2. Freeze Tolerance
Freeze tolerance in insects refers to the ability of some species to survive ice formation within their tissues. Insects that have evolved freeze-tolerance strategies manage to avoid tissue damage by controlling where, when, and to what extent ice forms. In contrast to freeze-avoiding insects that are able to exist in cold conditions by supercooling, freeze-tolerant insects limit supercooling and initiate the freezing of their body fluids at relatively high temperatures. Freezing at higher temperatures is advantageous because the rate of ice formation is slower, allowing the insect time to adjust to the internal changes that result from ice formation. Most freeze-tolerant species restrict ice formation to extracellular spaces, as intracellular ice formation is usually lethal.
Time to stop?
Not surprisingly, this is done using the same cues as the decision to prepare for overwintering: photoperiod and temperature. It is not entirely as straightforward as it sounds. Although winter is, on average, cold in temperate regions, very warm spells in the winter are not uncommon. Thus, it would not be a good idea to emerge and then be covered in snow and ice. The emergence cues are usually a combination of photoperiod and temperature, although some insects have an internal clock that dictates an obligate time in diapause before they start to respond to rises in temperature or lengthening photoperiod. Interestingly enough, some insects require a period of cold before they can break diapause. Thus, there is a certain degree of variability in the responses seen, although it is not known why such variability exists.
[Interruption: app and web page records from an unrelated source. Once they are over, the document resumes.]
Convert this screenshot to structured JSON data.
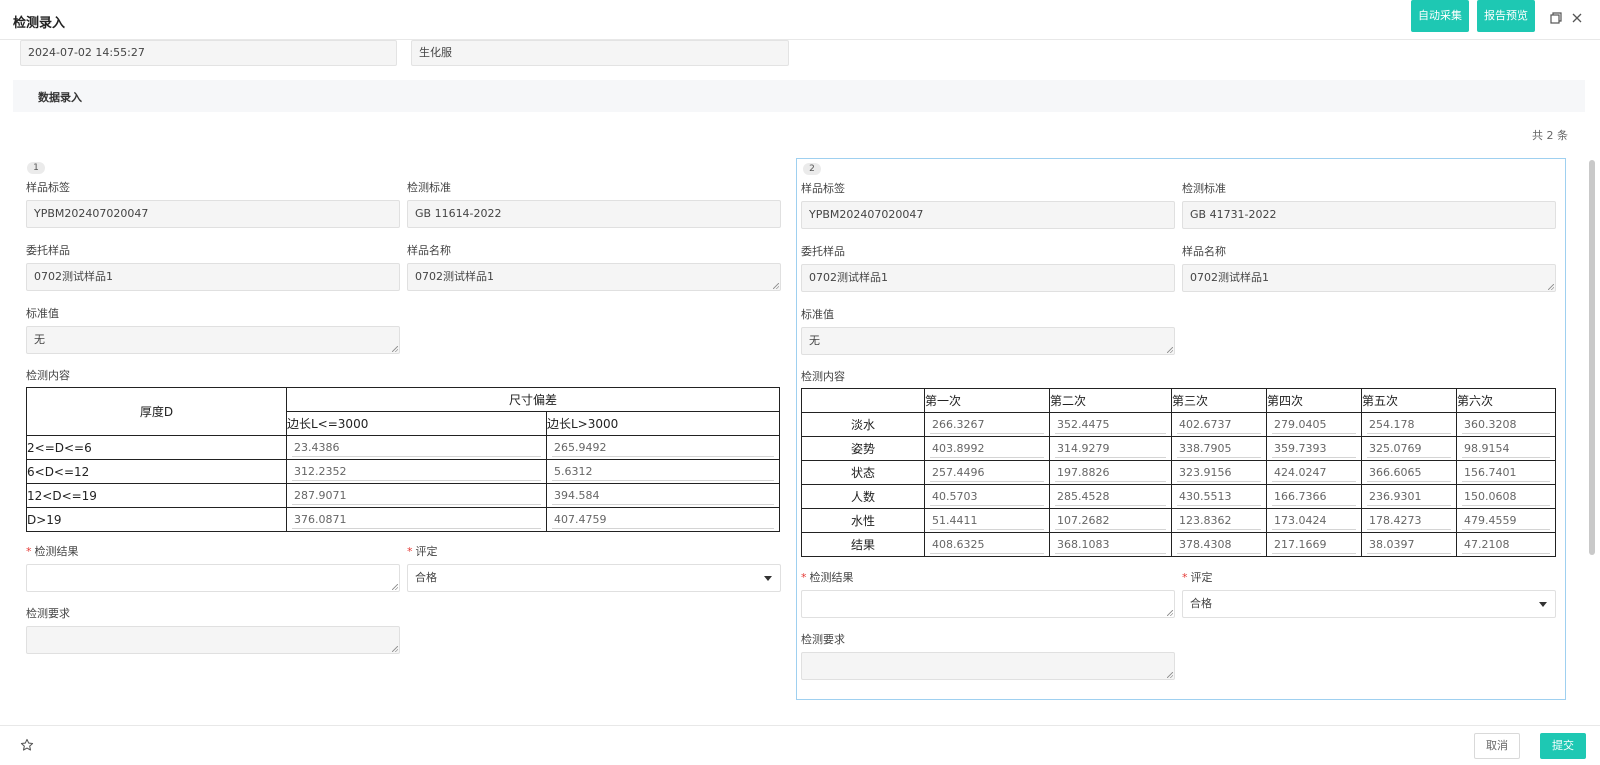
{
  "header": {
    "title": "检测录入",
    "auto_collect": "自动采集",
    "report_preview": "报告预览",
    "restore_icon": "restore-icon",
    "close_icon": "close-icon"
  },
  "top_fields": {
    "datetime": "2024-07-02 14:55:27",
    "category": "生化服"
  },
  "section": {
    "title": "数据录入",
    "total": "共 2 条"
  },
  "cards": [
    {
      "index": "1",
      "sample_tag_label": "样品标签",
      "sample_tag": "YPBM202407020047",
      "standard_label": "检测标准",
      "standard": "GB 11614-2022",
      "entrusted_label": "委托样品",
      "entrusted": "0702测试样品1",
      "sample_name_label": "样品名称",
      "sample_name": "0702测试样品1",
      "std_value_label": "标准值",
      "std_value": "无",
      "content_label": "检测内容",
      "table": {
        "corner": "厚度D",
        "group_header": "尺寸偏差",
        "col_headers": [
          "边长L<=3000",
          "边长L>3000"
        ],
        "rows": [
          {
            "label": "2<=D<=6",
            "values": [
              "23.4386",
              "265.9492"
            ]
          },
          {
            "label": "6<D<=12",
            "values": [
              "312.2352",
              "5.6312"
            ]
          },
          {
            "label": "12<D<=19",
            "values": [
              "287.9071",
              "394.584"
            ]
          },
          {
            "label": "D>19",
            "values": [
              "376.0871",
              "407.4759"
            ]
          }
        ]
      },
      "result_label": "检测结果",
      "result": "",
      "rating_label": "评定",
      "rating": "合格",
      "requirement_label": "检测要求",
      "requirement": ""
    },
    {
      "index": "2",
      "sample_tag_label": "样品标签",
      "sample_tag": "YPBM202407020047",
      "standard_label": "检测标准",
      "standard": "GB 41731-2022",
      "entrusted_label": "委托样品",
      "entrusted": "0702测试样品1",
      "sample_name_label": "样品名称",
      "sample_name": "0702测试样品1",
      "std_value_label": "标准值",
      "std_value": "无",
      "content_label": "检测内容",
      "table": {
        "corner": "",
        "col_headers": [
          "第一次",
          "第二次",
          "第三次",
          "第四次",
          "第五次",
          "第六次"
        ],
        "rows": [
          {
            "label": "淡水",
            "values": [
              "266.3267",
              "352.4475",
              "402.6737",
              "279.0405",
              "254.178",
              "360.3208"
            ]
          },
          {
            "label": "姿势",
            "values": [
              "403.8992",
              "314.9279",
              "338.7905",
              "359.7393",
              "325.0769",
              "98.9154"
            ]
          },
          {
            "label": "状态",
            "values": [
              "257.4496",
              "197.8826",
              "323.9156",
              "424.0247",
              "366.6065",
              "156.7401"
            ]
          },
          {
            "label": "人数",
            "values": [
              "40.5703",
              "285.4528",
              "430.5513",
              "166.7366",
              "236.9301",
              "150.0608"
            ]
          },
          {
            "label": "水性",
            "values": [
              "51.4411",
              "107.2682",
              "123.8362",
              "173.0424",
              "178.4273",
              "479.4559"
            ]
          },
          {
            "label": "结果",
            "values": [
              "408.6325",
              "368.1083",
              "378.4308",
              "217.1669",
              "38.0397",
              "47.2108"
            ]
          }
        ]
      },
      "result_label": "检测结果",
      "result": "",
      "rating_label": "评定",
      "rating": "合格",
      "requirement_label": "检测要求",
      "requirement": ""
    }
  ],
  "footer": {
    "star_icon": "star-icon",
    "cancel": "取消",
    "submit": "提交"
  },
  "colors": {
    "accent": "#1ec8b3",
    "selected_border": "#9fd0f0",
    "required": "#e53935"
  }
}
This article has provided a basic overview of the main ecological and physiological strategies involved in insect overwintering. By understanding these strategies and the factors that influence them we are able to make predictions about insect populations and many pests forecasting schemes are now based on the overwintering stages of insects.